Cable/broadband operators have asked the Supreme Court to hear their challenge to the federal appeals court decision upholding the FCC's Title II reclassification of ISPs.
NCTA-The Internet and Television Association, filed a cert petition with the court Thursday, which is its request that the High Court review the U.S. Court of Appeals for the District of Columbia decision on the 2015 Open Internet Order.
The move comes as the new FCC chair, Ajit Pai, has proposed to roll back that classification. The petition recognizes that and advises the court that if the FCC does reclassify ISPs as Title I information services, the court should vacate its original judgment and dismiss the NCTA cert petition as moot.
NCTA said the Tom Wheeler FCC's decision to reclassify ISPs under Title II common-carrier regs was an arbitrary and capricious reversal of long-standing policy without changed circumstances that would justify it; that the FCC violated the Administrative Procedures Act by failing to give adequate notice of its shift to Title II; and that the FCC was exceeding its authority.
NCTA said in explaining why the Supremes should hear the appeal: "The divided panel decision in this case upheld a Commission order that claims unprecedented authority to regulate the Internet. That order — one of the most consequential rulemakings in American history — was not the culmination of a deliberate process and reasoned decision-making. Rather, it was the result of an agency scrambling to comply with the President’s preferences and invent post hoc justifications for rewriting a congressional statute, reversing the agency’s own long-standing policy, and contradicting real-world facts."

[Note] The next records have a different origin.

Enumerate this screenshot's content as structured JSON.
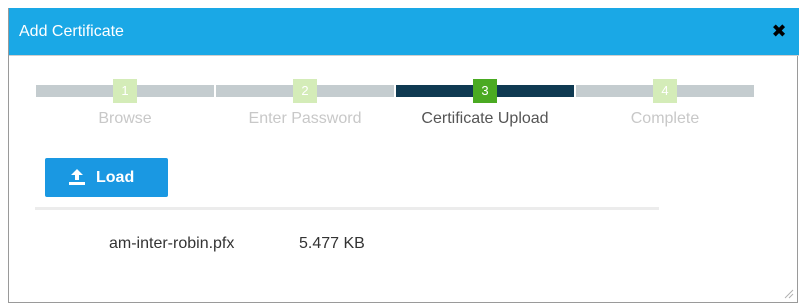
{
  "dialog": {
    "title": "Add Certificate",
    "close_glyph": "✖"
  },
  "wizard": {
    "steps": [
      {
        "number": "1",
        "label": "Browse",
        "active": false
      },
      {
        "number": "2",
        "label": "Enter Password",
        "active": false
      },
      {
        "number": "3",
        "label": "Certificate Upload",
        "active": true
      },
      {
        "number": "4",
        "label": "Complete",
        "active": false
      }
    ]
  },
  "toolbar": {
    "load_label": "Load",
    "load_icon": "upload-icon"
  },
  "file": {
    "name": "am-inter-robin.pfx",
    "size": "5.477 KB"
  },
  "colors": {
    "title_bar": "#1aa8e6",
    "active_step_bar": "#0f3a52",
    "active_step_badge": "#4aaa22",
    "inactive_step_bar": "#c4cccf",
    "inactive_step_badge": "#d4ecb8",
    "button": "#1a98e2"
  }
}
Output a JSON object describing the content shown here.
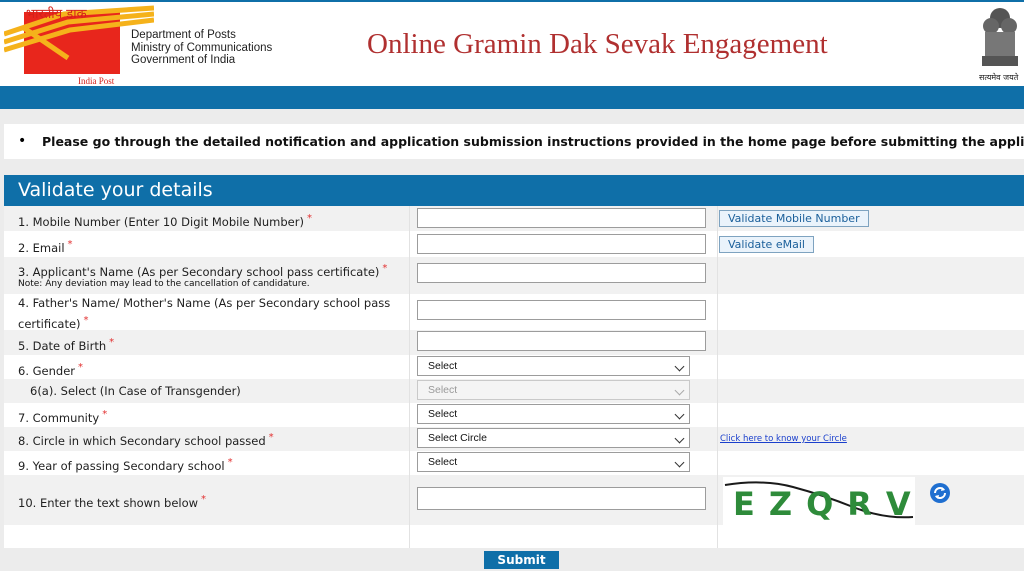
{
  "header": {
    "logo_hindi": "भारतीय डाक",
    "logo_caption": "India Post",
    "dept_line1": "Department of Posts",
    "dept_line2": "Ministry of Communications",
    "dept_line3": "Government of India",
    "title": "Online Gramin Dak Sevak Engagement",
    "emblem_caption": "सत्यमेव जयते"
  },
  "notice": {
    "text": "Please go through the detailed notification and application submission instructions provided in the home page before submitting the application."
  },
  "form": {
    "heading": "Validate your details",
    "mobile_label": "1. Mobile Number (Enter 10 Digit Mobile Number)",
    "mobile_value": "",
    "validate_mobile": "Validate Mobile Number",
    "email_label": "2. Email",
    "email_value": "",
    "validate_email": "Validate eMail",
    "name_label": "3. Applicant's Name (As per Secondary school pass certificate)",
    "name_note": "Note: Any deviation may lead to the cancellation of candidature.",
    "name_value": "",
    "parent_label": "4. Father's Name/ Mother's Name (As per Secondary school pass certificate)",
    "parent_value": "",
    "dob_label": "5. Date of Birth",
    "dob_value": "",
    "gender_label": "6. Gender",
    "gender_selected": "Select",
    "transgender_label": "6(a). Select (In Case of Transgender)",
    "transgender_selected": "Select",
    "community_label": "7. Community",
    "community_selected": "Select",
    "circle_label": "8. Circle in which Secondary school passed",
    "circle_selected": "Select Circle",
    "circle_link": "Click here to know your Circle",
    "year_label": "9. Year of passing Secondary school",
    "year_selected": "Select",
    "captcha_label": "10. Enter the text shown below",
    "captcha_value": "",
    "captcha_text": "EZQRV",
    "required_mark": "*",
    "submit": "Submit"
  },
  "colors": {
    "brand_blue": "#0f6fa8",
    "title_red": "#b03030",
    "required_red": "#e23030",
    "link_blue": "#1a3fcc"
  },
  "icons": {
    "refresh": "refresh-icon",
    "logo": "india-post-logo",
    "emblem": "national-emblem"
  }
}
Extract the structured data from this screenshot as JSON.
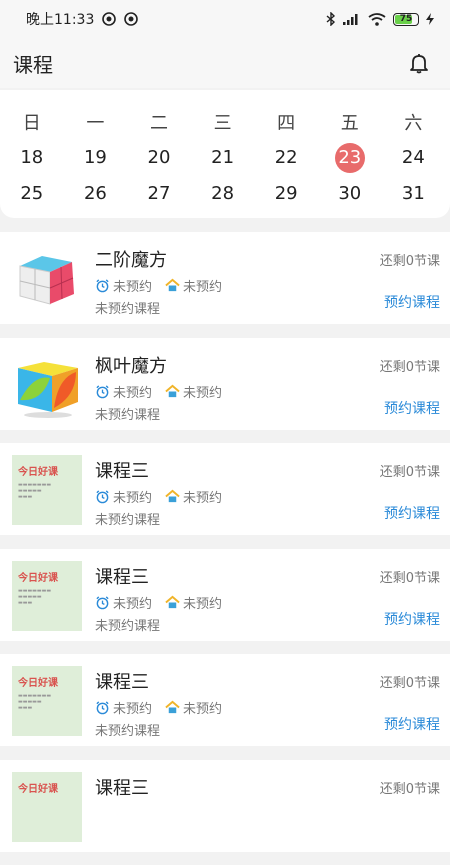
{
  "status_bar": {
    "time": "晚上11:33",
    "battery": "75"
  },
  "header": {
    "title": "课程"
  },
  "calendar": {
    "weekdays": [
      "日",
      "一",
      "二",
      "三",
      "四",
      "五",
      "六"
    ],
    "weeks": [
      [
        "18",
        "19",
        "20",
        "21",
        "22",
        "23",
        "24"
      ],
      [
        "25",
        "26",
        "27",
        "28",
        "29",
        "30",
        "31"
      ]
    ],
    "selected": "23"
  },
  "courses": [
    {
      "name": "二阶魔方",
      "clock_label": "未预约",
      "home_label": "未预约",
      "sub": "未预约课程",
      "remaining": "还剩0节课",
      "action": "预约课程"
    },
    {
      "name": "枫叶魔方",
      "clock_label": "未预约",
      "home_label": "未预约",
      "sub": "未预约课程",
      "remaining": "还剩0节课",
      "action": "预约课程"
    },
    {
      "name": "课程三",
      "clock_label": "未预约",
      "home_label": "未预约",
      "sub": "未预约课程",
      "remaining": "还剩0节课",
      "action": "预约课程",
      "thumb_text": "今日好课"
    },
    {
      "name": "课程三",
      "clock_label": "未预约",
      "home_label": "未预约",
      "sub": "未预约课程",
      "remaining": "还剩0节课",
      "action": "预约课程",
      "thumb_text": "今日好课"
    },
    {
      "name": "课程三",
      "clock_label": "未预约",
      "home_label": "未预约",
      "sub": "未预约课程",
      "remaining": "还剩0节课",
      "action": "预约课程",
      "thumb_text": "今日好课"
    },
    {
      "name": "课程三",
      "remaining": "还剩0节课",
      "thumb_text": "今日好课"
    }
  ],
  "colors": {
    "accent": "#2a8ad8",
    "selected_day": "#e86b6b",
    "thumb_bg": "#dfeed9"
  }
}
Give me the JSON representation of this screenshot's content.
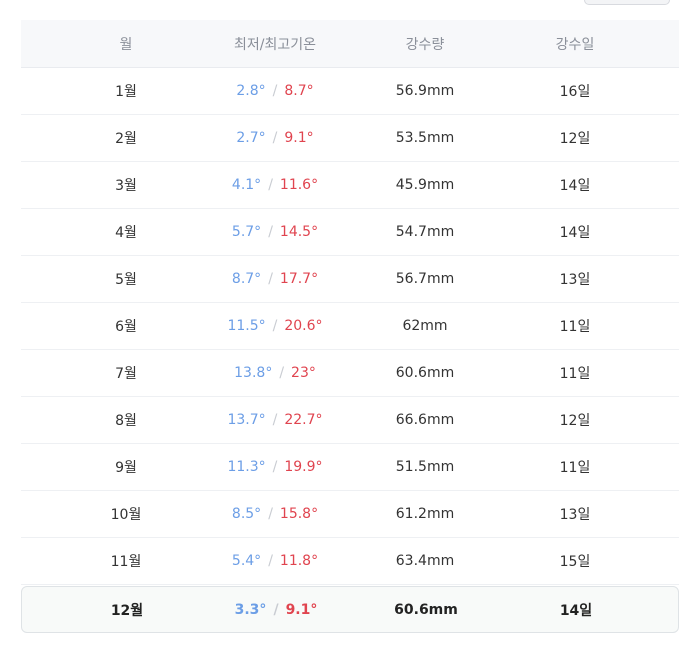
{
  "header": {
    "month": "월",
    "temperature": "최저/최고기온",
    "precipitation": "강수량",
    "rain_days": "강수일"
  },
  "temperature_separator": "/",
  "rows": [
    {
      "month": "1월",
      "low": "2.8°",
      "high": "8.7°",
      "precip": "56.9mm",
      "days": "16일"
    },
    {
      "month": "2월",
      "low": "2.7°",
      "high": "9.1°",
      "precip": "53.5mm",
      "days": "12일"
    },
    {
      "month": "3월",
      "low": "4.1°",
      "high": "11.6°",
      "precip": "45.9mm",
      "days": "14일"
    },
    {
      "month": "4월",
      "low": "5.7°",
      "high": "14.5°",
      "precip": "54.7mm",
      "days": "14일"
    },
    {
      "month": "5월",
      "low": "8.7°",
      "high": "17.7°",
      "precip": "56.7mm",
      "days": "13일"
    },
    {
      "month": "6월",
      "low": "11.5°",
      "high": "20.6°",
      "precip": "62mm",
      "days": "11일"
    },
    {
      "month": "7월",
      "low": "13.8°",
      "high": "23°",
      "precip": "60.6mm",
      "days": "11일"
    },
    {
      "month": "8월",
      "low": "13.7°",
      "high": "22.7°",
      "precip": "66.6mm",
      "days": "12일"
    },
    {
      "month": "9월",
      "low": "11.3°",
      "high": "19.9°",
      "precip": "51.5mm",
      "days": "11일"
    },
    {
      "month": "10월",
      "low": "8.5°",
      "high": "15.8°",
      "precip": "61.2mm",
      "days": "13일"
    },
    {
      "month": "11월",
      "low": "5.4°",
      "high": "11.8°",
      "precip": "63.4mm",
      "days": "15일"
    },
    {
      "month": "12월",
      "low": "3.3°",
      "high": "9.1°",
      "precip": "60.6mm",
      "days": "14일",
      "current": true
    }
  ],
  "colors": {
    "low_temp": "#6c9ee6",
    "high_temp": "#e0444f",
    "header_text": "#8a8f99",
    "header_bg": "#f7f8fa",
    "highlight_bg": "#f8faf9"
  }
}
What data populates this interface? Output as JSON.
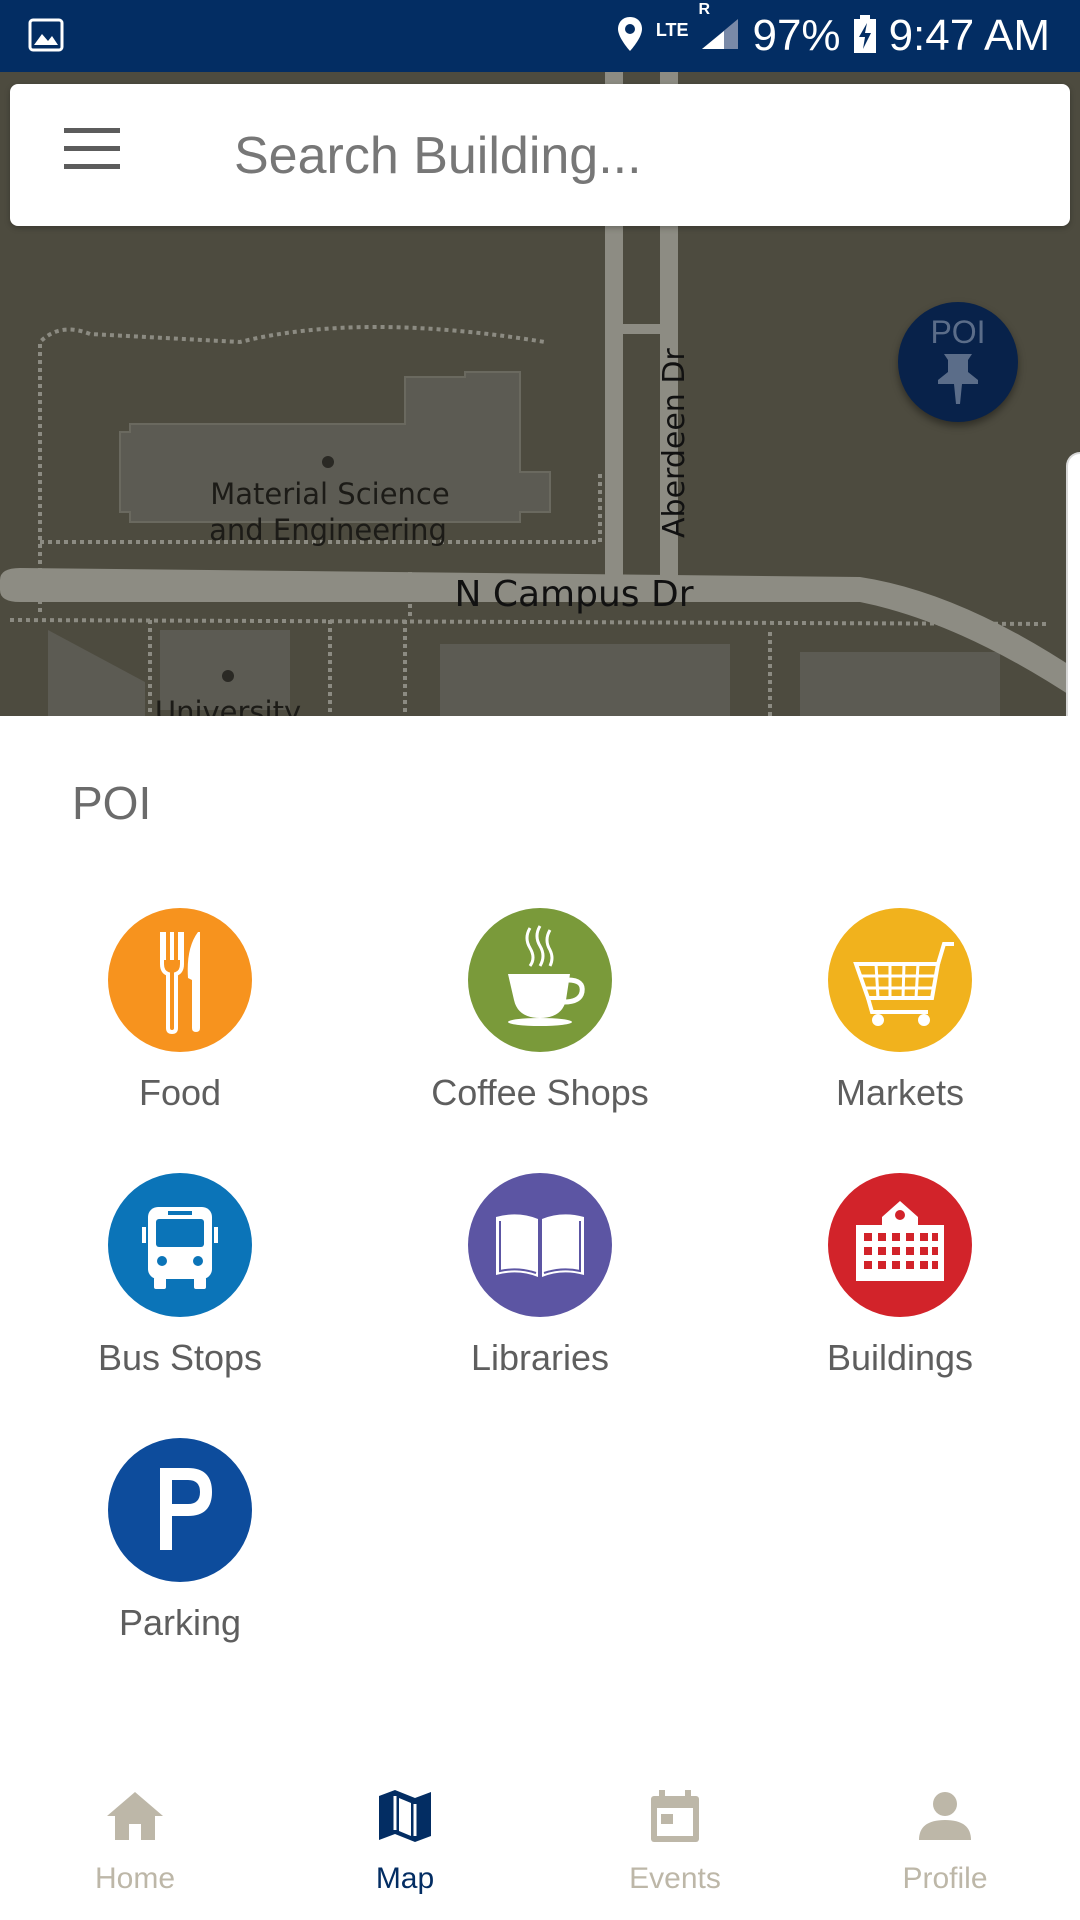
{
  "status_bar": {
    "battery": "97%",
    "time": "9:47 AM",
    "network": "LTE",
    "roaming": "R"
  },
  "search": {
    "placeholder": "Search Building..."
  },
  "map": {
    "labels": {
      "building_1_line1": "Material Science",
      "building_1_line2": "and Engineering",
      "street_1": "N Campus Dr",
      "street_2": "Aberdeen Dr",
      "building_2": "University"
    },
    "poi_button_label": "POI"
  },
  "panel": {
    "title": "POI",
    "items": [
      {
        "label": "Food",
        "icon": "fork-knife-icon",
        "color": "#f7931e"
      },
      {
        "label": "Coffee Shops",
        "icon": "coffee-cup-icon",
        "color": "#7a9a3a"
      },
      {
        "label": "Markets",
        "icon": "shopping-cart-icon",
        "color": "#f1b21d"
      },
      {
        "label": "Bus Stops",
        "icon": "bus-icon",
        "color": "#0b74b8"
      },
      {
        "label": "Libraries",
        "icon": "book-icon",
        "color": "#5c55a3"
      },
      {
        "label": "Buildings",
        "icon": "school-building-icon",
        "color": "#d2232a"
      },
      {
        "label": "Parking",
        "icon": "parking-icon",
        "color": "#0d4c9c"
      }
    ]
  },
  "bottom_nav": {
    "items": [
      {
        "label": "Home",
        "icon": "home-icon",
        "active": false
      },
      {
        "label": "Map",
        "icon": "map-icon",
        "active": true
      },
      {
        "label": "Events",
        "icon": "calendar-icon",
        "active": false
      },
      {
        "label": "Profile",
        "icon": "person-icon",
        "active": false
      }
    ]
  },
  "colors": {
    "status_bar": "#032d63",
    "active_nav": "#032d63",
    "inactive_nav": "#bdb7a8",
    "map_background": "#4b4a3e"
  }
}
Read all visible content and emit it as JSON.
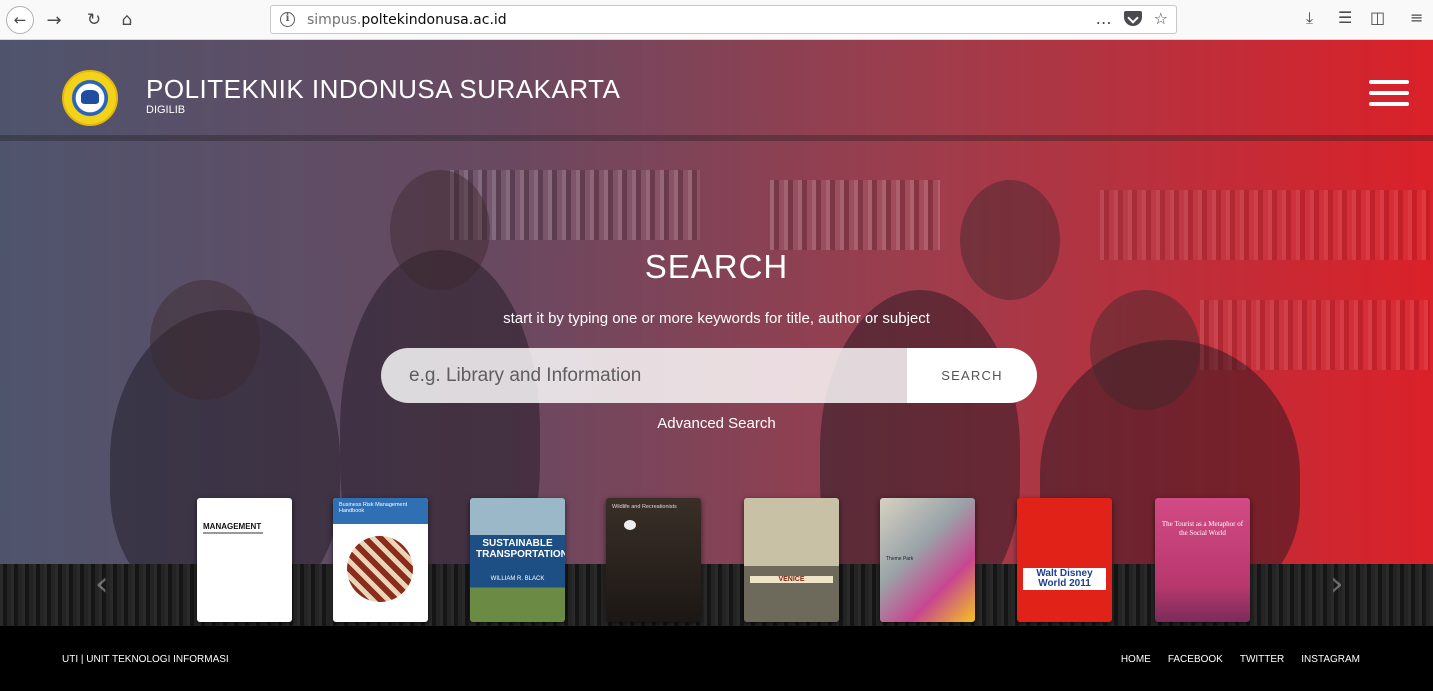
{
  "browser": {
    "url_prefix": "simpus.",
    "url_domain": "poltekindonusa.ac.id",
    "back_icon": "back-arrow-icon",
    "forward_icon": "forward-arrow-icon",
    "reload_icon": "reload-icon",
    "home_icon": "home-icon",
    "page_actions_label": "…",
    "star_label": "☆"
  },
  "header": {
    "title": "POLITEKNIK INDONUSA SURAKARTA",
    "subtitle": "DIGILIB"
  },
  "search": {
    "heading": "SEARCH",
    "hint": "start it by typing one or more keywords for title, author or subject",
    "placeholder": "e.g. Library and Information",
    "button_label": "SEARCH",
    "advanced_label": "Advanced Search"
  },
  "carousel": {
    "prev_label": "‹",
    "next_label": "›",
    "books": [
      {
        "title": "MANAGEMENT"
      },
      {
        "title": "Business Risk Management Handbook"
      },
      {
        "title": "SUSTAINABLE TRANSPORTATION",
        "author": "WILLIAM R. BLACK"
      },
      {
        "title": "Wildlife and Recreationists"
      },
      {
        "title": "VENICE"
      },
      {
        "title": "Theme Park"
      },
      {
        "title": "Walt Disney World 2011"
      },
      {
        "title": "The Tourist as a Metaphor of the Social World"
      }
    ]
  },
  "footer": {
    "left": "UTI | UNIT TEKNOLOGI INFORMASI",
    "links": [
      "HOME",
      "FACEBOOK",
      "TWITTER",
      "INSTAGRAM"
    ]
  },
  "colors": {
    "hero_gradient_start": "#4e546e",
    "hero_gradient_end": "#e21e26",
    "footer": "#000000"
  }
}
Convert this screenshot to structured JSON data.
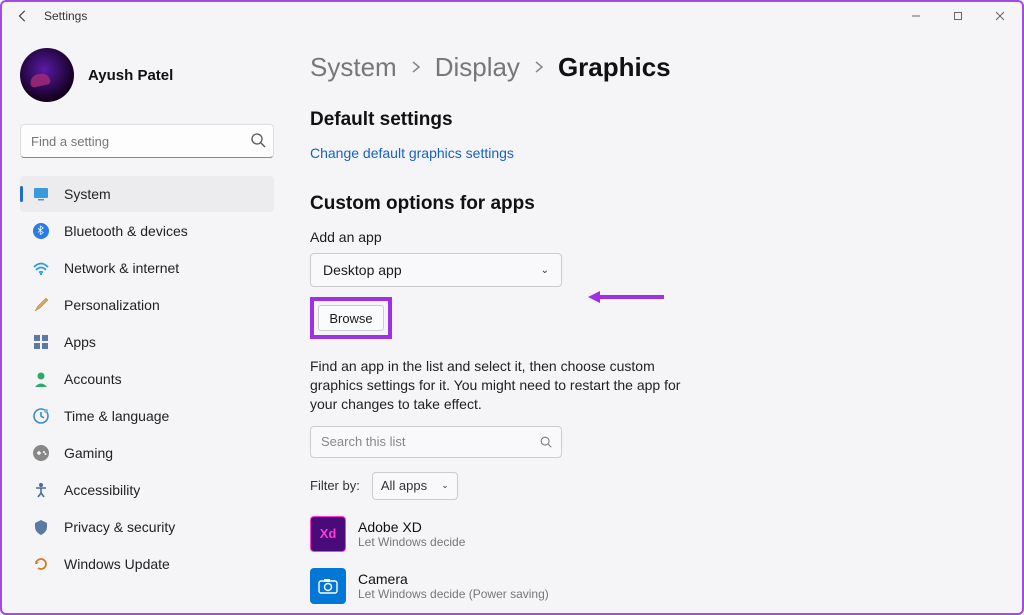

Also filing a cert petition was USTelecom, which suggested that the FCC lacked the clear congressional authorization "to impose Title II on internet access."
It said the court should grant the petition to "to vindicate Congress’s scheme of sharply limited regulation for broadband and, more generally, to ensure that courts do not permit unelected agencies to expand their regulatory powers over important aspects of the national economy without clear congressional authorization.”
In May, the D.C. Court denied a petition by ISPs and others for en banc (full court) review of the three-judge panel decision that the FCC had reasonably defended its decision to reclassify ISPs as common carriers. The three judges that had made that decision were Judges David Tatel (who was on the panel that rejected the previous net-neutrality rules), Sri Srinivasan and Senior Judge Stephen Williams.